Poachers killed at least 10 wild elephants in Kerala in the last 10 months, the government discovered on Sunday after a former forest department official admitted to accompanying the killers during their hunt.
Three forest officials have been suspended and a high-level probe ordered but the administration was able to recover car casses of only two elephants, often targeted for their tusks by ivory-seeking poachers.
The wildlife loot was revealed after the arrest of K Kunjumon, a former watcher of the forest department, last week.
“The forest department’s vigilance wing is probing the case. The number of elephants killed is a bit exaggerated. We will be able to figure out the exact number after getting enough evidence,” said Kerala forest minister Thiruvanchur Radhakrishnan.

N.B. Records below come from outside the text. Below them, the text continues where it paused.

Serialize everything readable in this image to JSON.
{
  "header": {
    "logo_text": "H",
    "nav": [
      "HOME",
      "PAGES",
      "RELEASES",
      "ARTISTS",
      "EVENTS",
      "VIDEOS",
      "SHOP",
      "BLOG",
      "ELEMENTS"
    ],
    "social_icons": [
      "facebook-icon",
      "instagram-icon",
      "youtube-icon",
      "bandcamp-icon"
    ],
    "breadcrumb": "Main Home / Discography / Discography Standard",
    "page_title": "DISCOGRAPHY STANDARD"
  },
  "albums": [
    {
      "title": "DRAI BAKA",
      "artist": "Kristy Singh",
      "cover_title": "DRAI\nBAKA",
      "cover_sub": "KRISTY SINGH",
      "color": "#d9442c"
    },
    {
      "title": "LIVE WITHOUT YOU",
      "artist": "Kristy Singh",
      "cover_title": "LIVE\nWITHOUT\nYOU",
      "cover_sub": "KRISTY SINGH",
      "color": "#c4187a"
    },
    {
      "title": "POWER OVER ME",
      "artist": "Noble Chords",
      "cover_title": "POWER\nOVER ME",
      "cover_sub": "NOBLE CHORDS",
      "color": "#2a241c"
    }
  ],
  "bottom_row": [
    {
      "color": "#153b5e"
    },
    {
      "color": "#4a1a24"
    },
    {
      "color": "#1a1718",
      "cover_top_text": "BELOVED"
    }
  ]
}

But sources alleged the forest officials initially didn’t investigate the poachers and their buyers in spite of getting details of the gang — including their mobile phone numbers — from Kunjumon, who was also dubbed “mentally-deranged” by some.

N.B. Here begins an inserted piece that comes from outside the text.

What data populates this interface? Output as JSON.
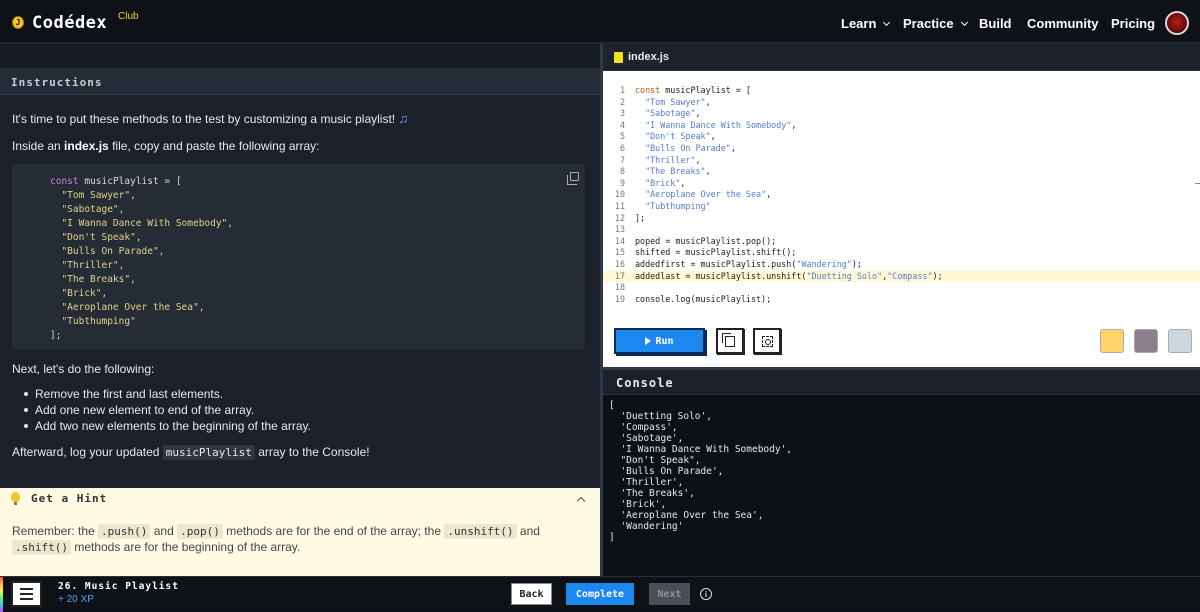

Kerala is part of the Western Ghats region, a favourite habitat of the Indian elephant whose numbers have spiked in recent years following concerted conservation efforts.
According to a 2011 elephant census, 3,520 jumbos remained in protected areas of the state that has one of the highest pachyderm populations in the country.
Though revered in the southern state, the elephant has faced widespread poaching in recent years owing to skyrocketing prices of ivory in China and east Asia.
Kunjumon reportedly told officials he was paid 57,000 for accompanying the gang in Idukki and Pathanamthitta areas at least five times because of his expertise in forest routes.
He said ivory was sold to residents in the state capital of Thiruvananthapuram by the gang, which also killed animals in neighbouring Tamil Nadu and Karnataka.
There was also some confusion about Kunjumon’s arrest. While some said he approached the department upset with the mindless killings, others said he was picked up from his hideout.